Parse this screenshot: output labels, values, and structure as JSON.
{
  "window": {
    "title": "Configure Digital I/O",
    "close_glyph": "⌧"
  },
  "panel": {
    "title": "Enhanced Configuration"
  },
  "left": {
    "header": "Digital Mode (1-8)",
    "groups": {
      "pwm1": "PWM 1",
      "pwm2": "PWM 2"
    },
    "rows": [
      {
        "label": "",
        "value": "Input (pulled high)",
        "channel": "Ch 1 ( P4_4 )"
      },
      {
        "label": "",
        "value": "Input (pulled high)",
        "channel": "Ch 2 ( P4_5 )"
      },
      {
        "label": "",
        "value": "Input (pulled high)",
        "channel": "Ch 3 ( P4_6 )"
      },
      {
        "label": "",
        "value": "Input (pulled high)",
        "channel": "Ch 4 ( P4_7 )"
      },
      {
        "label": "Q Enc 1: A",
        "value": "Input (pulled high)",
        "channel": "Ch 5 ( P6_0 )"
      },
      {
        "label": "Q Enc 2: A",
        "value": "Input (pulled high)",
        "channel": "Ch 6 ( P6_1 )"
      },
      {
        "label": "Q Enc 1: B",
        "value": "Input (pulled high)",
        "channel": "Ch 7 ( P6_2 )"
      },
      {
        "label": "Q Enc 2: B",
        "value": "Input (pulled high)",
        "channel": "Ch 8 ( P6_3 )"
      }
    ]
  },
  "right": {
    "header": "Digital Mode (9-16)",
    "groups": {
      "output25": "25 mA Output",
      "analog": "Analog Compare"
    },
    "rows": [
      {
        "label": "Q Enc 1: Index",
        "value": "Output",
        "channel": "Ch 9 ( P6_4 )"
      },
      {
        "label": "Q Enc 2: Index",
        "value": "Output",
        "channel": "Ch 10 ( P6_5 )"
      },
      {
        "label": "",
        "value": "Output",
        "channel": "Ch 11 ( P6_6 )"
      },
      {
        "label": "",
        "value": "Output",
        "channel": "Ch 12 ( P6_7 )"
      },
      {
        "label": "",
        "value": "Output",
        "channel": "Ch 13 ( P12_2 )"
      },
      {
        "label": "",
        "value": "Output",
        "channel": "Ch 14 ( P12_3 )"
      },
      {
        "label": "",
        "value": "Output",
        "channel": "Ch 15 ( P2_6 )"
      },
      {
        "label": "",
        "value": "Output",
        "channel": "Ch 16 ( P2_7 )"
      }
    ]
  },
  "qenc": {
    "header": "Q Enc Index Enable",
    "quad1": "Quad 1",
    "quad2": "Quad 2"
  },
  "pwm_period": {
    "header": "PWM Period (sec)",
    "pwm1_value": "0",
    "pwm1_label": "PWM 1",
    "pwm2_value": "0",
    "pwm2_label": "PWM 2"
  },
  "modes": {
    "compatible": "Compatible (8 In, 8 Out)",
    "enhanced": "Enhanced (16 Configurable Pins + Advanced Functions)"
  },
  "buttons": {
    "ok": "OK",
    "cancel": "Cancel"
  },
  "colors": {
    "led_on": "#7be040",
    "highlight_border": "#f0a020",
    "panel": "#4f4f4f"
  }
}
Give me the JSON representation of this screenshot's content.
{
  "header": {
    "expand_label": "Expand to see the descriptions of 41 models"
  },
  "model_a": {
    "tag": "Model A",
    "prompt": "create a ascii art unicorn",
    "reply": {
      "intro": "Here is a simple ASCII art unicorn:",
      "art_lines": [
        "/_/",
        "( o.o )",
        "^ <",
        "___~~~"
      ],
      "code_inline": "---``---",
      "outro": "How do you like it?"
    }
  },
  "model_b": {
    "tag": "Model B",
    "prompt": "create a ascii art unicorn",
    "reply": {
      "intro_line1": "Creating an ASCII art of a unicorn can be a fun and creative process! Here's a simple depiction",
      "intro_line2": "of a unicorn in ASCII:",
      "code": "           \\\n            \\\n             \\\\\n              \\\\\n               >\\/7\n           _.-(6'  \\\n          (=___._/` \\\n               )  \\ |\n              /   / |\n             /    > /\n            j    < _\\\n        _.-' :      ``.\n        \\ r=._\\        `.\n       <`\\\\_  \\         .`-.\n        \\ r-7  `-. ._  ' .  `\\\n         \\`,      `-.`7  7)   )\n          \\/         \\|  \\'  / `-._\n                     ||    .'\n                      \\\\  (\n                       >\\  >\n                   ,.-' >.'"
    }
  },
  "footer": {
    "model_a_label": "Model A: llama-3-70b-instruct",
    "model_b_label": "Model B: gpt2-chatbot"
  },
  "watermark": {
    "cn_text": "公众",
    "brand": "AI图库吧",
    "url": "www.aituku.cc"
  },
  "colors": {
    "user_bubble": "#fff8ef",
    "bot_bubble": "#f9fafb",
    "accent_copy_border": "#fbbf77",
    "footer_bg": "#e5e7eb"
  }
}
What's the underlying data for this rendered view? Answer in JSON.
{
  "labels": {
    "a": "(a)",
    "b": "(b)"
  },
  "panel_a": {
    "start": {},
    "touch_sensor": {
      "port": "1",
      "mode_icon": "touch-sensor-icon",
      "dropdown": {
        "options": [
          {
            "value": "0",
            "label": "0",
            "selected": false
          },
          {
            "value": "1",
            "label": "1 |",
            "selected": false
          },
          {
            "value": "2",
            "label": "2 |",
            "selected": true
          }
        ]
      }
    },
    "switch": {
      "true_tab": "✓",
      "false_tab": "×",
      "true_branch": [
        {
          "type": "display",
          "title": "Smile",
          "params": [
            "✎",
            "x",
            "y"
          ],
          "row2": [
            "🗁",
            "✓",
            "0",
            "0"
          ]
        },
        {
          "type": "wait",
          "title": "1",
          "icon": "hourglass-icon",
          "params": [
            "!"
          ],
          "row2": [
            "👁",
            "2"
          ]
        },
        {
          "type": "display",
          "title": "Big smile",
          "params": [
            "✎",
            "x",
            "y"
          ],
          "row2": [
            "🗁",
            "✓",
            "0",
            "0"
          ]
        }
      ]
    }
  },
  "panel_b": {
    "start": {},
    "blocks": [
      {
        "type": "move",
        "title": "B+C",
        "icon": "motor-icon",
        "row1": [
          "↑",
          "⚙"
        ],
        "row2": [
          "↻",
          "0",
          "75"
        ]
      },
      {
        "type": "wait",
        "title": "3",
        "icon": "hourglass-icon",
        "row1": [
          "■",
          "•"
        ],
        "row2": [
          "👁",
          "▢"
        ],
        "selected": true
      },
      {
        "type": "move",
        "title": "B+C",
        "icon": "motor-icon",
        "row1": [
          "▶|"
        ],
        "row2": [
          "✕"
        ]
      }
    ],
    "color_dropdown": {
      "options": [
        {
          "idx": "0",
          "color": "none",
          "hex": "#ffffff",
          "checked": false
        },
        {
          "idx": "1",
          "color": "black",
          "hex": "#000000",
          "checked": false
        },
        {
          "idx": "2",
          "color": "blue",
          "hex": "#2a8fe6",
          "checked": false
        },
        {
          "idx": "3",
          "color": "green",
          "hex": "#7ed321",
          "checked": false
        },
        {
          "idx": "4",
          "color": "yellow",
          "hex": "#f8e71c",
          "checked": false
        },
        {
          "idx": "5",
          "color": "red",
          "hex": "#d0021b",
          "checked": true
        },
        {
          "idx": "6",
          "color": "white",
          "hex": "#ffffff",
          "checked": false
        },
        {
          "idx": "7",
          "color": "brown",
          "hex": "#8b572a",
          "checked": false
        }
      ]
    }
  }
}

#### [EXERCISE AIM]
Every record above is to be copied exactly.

#### [ANSWER BOX]
Parse this screenshot: output labels, values, and structure as JSON.
{
  "window": {
    "title": "Configure Digital I/O",
    "close_glyph": "⌧"
  },
  "panel": {
    "title": "Enhanced Configuration"
  },
  "left": {
    "header": "Digital Mode (1-8)",
    "groups": {
      "pwm1": "PWM 1",
      "pwm2": "PWM 2"
    },
    "rows": [
      {
        "label": "",
        "value": "Input (pulled high)",
        "channel": "Ch 1 ( P4_4 )"
      },
      {
        "label": "",
        "value": "Input (pulled high)",
        "channel": "Ch 2 ( P4_5 )"
      },
      {
        "label": "",
        "value": "Input (pulled high)",
        "channel": "Ch 3 ( P4_6 )"
      },
      {
        "label": "",
        "value": "Input (pulled high)",
        "channel": "Ch 4 ( P4_7 )"
      },
      {
        "label": "Q Enc 1: A",
        "value": "Input (pulled high)",
        "channel": "Ch 5 ( P6_0 )"
      },
      {
        "label": "Q Enc 2: A",
        "value": "Input (pulled high)",
        "channel": "Ch 6 ( P6_1 )"
      },
      {
        "label": "Q Enc 1: B",
        "value": "Input (pulled high)",
        "channel": "Ch 7 ( P6_2 )"
      },
      {
        "label": "Q Enc 2: B",
        "value": "Input (pulled high)",
        "channel": "Ch 8 ( P6_3 )"
      }
    ]
  },
  "right": {
    "header": "Digital Mode (9-16)",
    "groups": {
      "output25": "25 mA Output",
      "analog": "Analog Compare"
    },
    "rows": [
      {
        "label": "Q Enc 1: Index",
        "value": "Output",
        "channel": "Ch 9 ( P6_4 )"
      },
      {
        "label": "Q Enc 2: Index",
        "value": "Output",
        "channel": "Ch 10 ( P6_5 )"
      },
      {
        "label": "",
        "value": "Output",
        "channel": "Ch 11 ( P6_6 )"
      },
      {
        "label": "",
        "value": "Output",
        "channel": "Ch 12 ( P6_7 )"
      },
      {
        "label": "",
        "value": "Output",
        "channel": "Ch 13 ( P12_2 )"
      },
      {
        "label": "",
        "value": "Output",
        "channel": "Ch 14 ( P12_3 )"
      },
      {
        "label": "",
        "value": "Output",
        "channel": "Ch 15 ( P2_6 )"
      },
      {
        "label": "",
        "value": "Output",
        "channel": "Ch 16 ( P2_7 )"
      }
    ]
  },
  "qenc": {
    "header": "Q Enc Index Enable",
    "quad1": "Quad 1",
    "quad2": "Quad 2"
  },
  "pwm_period": {
    "header": "PWM Period (sec)",
    "pwm1_value": "0",
    "pwm1_label": "PWM 1",
    "pwm2_value": "0",
    "pwm2_label": "PWM 2"
  },
  "modes": {
    "compatible": "Compatible (8 In, 8 Out)",
    "enhanced": "Enhanced (16 Configurable Pins + Advanced Functions)"
  },
  "buttons": {
    "ok": "OK",
    "cancel": "Cancel"
  },
  "colors": {
    "led_on": "#7be040",
    "highlight_border": "#f0a020",
    "panel": "#4f4f4f"
  }
}
Give me the JSON representation of this screenshot's content.
{
  "header": {
    "expand_label": "Expand to see the descriptions of 41 models"
  },
  "model_a": {
    "tag": "Model A",
    "prompt": "create a ascii art unicorn",
    "reply": {
      "intro": "Here is a simple ASCII art unicorn:",
      "art_lines": [
        "/_/",
        "( o.o )",
        "^ <",
        "___~~~"
      ],
      "code_inline": "---``---",
      "outro": "How do you like it?"
    }
  },
  "model_b": {
    "tag": "Model B",
    "prompt": "create a ascii art unicorn",
    "reply": {
      "intro_line1": "Creating an ASCII art of a unicorn can be a fun and creative process! Here's a simple depiction",
      "intro_line2": "of a unicorn in ASCII:",
      "code": "           \\\n            \\\n             \\\\\n              \\\\\n               >\\/7\n           _.-(6'  \\\n          (=___._/` \\\n               )  \\ |\n              /   / |\n             /    > /\n            j    < _\\\n        _.-' :      ``.\n        \\ r=._\\        `.\n       <`\\\\_  \\         .`-.\n        \\ r-7  `-. ._  ' .  `\\\n         \\`,      `-.`7  7)   )\n          \\/         \\|  \\'  / `-._\n                     ||    .'\n                      \\\\  (\n                       >\\  >\n                   ,.-' >.'"
    }
  },
  "footer": {
    "model_a_label": "Model A: llama-3-70b-instruct",
    "model_b_label": "Model B: gpt2-chatbot"
  },
  "watermark": {
    "cn_text": "公众",
    "brand": "AI图库吧",
    "url": "www.aituku.cc"
  },
  "colors": {
    "user_bubble": "#fff8ef",
    "bot_bubble": "#f9fafb",
    "accent_copy_border": "#fbbf77",
    "footer_bg": "#e5e7eb"
  }
}
What's the underlying data for this rendered view? Answer in JSON.
{
  "labels": {
    "a": "(a)",
    "b": "(b)"
  },
  "panel_a": {
    "start": {},
    "touch_sensor": {
      "port": "1",
      "mode_icon": "touch-sensor-icon",
      "dropdown": {
        "options": [
          {
            "value": "0",
            "label": "0",
            "selected": false
          },
          {
            "value": "1",
            "label": "1 |",
            "selected": false
          },
          {
            "value": "2",
            "label": "2 |",
            "selected": true
          }
        ]
      }
    },
    "switch": {
      "true_tab": "✓",
      "false_tab": "×",
      "true_branch": [
        {
          "type": "display",
          "title": "Smile",
          "params": [
            "✎",
            "x",
            "y"
          ],
          "row2": [
            "🗁",
            "✓",
            "0",
            "0"
          ]
        },
        {
          "type": "wait",
          "title": "1",
          "icon": "hourglass-icon",
          "params": [
            "!"
          ],
          "row2": [
            "👁",
            "2"
          ]
        },
        {
          "type": "display",
          "title": "Big smile",
          "params": [
            "✎",
            "x",
            "y"
          ],
          "row2": [
            "🗁",
            "✓",
            "0",
            "0"
          ]
        }
      ]
    }
  },
  "panel_b": {
    "start": {},
    "blocks": [
      {
        "type": "move",
        "title": "B+C",
        "icon": "motor-icon",
        "row1": [
          "↑",
          "⚙"
        ],
        "row2": [
          "↻",
          "0",
          "75"
        ]
      },
      {
        "type": "wait",
        "title": "3",
        "icon": "hourglass-icon",
        "row1": [
          "■",
          "•"
        ],
        "row2": [
          "👁",
          "▢"
        ],
        "selected": true
      },
      {
        "type": "move",
        "title": "B+C",
        "icon": "motor-icon",
        "row1": [
          "▶|"
        ],
        "row2": [
          "✕"
        ]
      }
    ],
    "color_dropdown": {
      "options": [
        {
          "idx": "0",
          "color": "none",
          "hex": "#ffffff",
          "checked": false
        },
        {
          "idx": "1",
          "color": "black",
          "hex": "#000000",
          "checked": false
        },
        {
          "idx": "2",
          "color": "blue",
          "hex": "#2a8fe6",
          "checked": false
        },
        {
          "idx": "3",
          "color": "green",
          "hex": "#7ed321",
          "checked": false
        },
        {
          "idx": "4",
          "color": "yellow",
          "hex": "#f8e71c",
          "checked": false
        },
        {
          "idx": "5",
          "color": "red",
          "hex": "#d0021b",
          "checked": true
        },
        {
          "idx": "6",
          "color": "white",
          "hex": "#ffffff",
          "checked": false
        },
        {
          "idx": "7",
          "color": "brown",
          "hex": "#8b572a",
          "checked": false
        }
      ]
    }
  }
}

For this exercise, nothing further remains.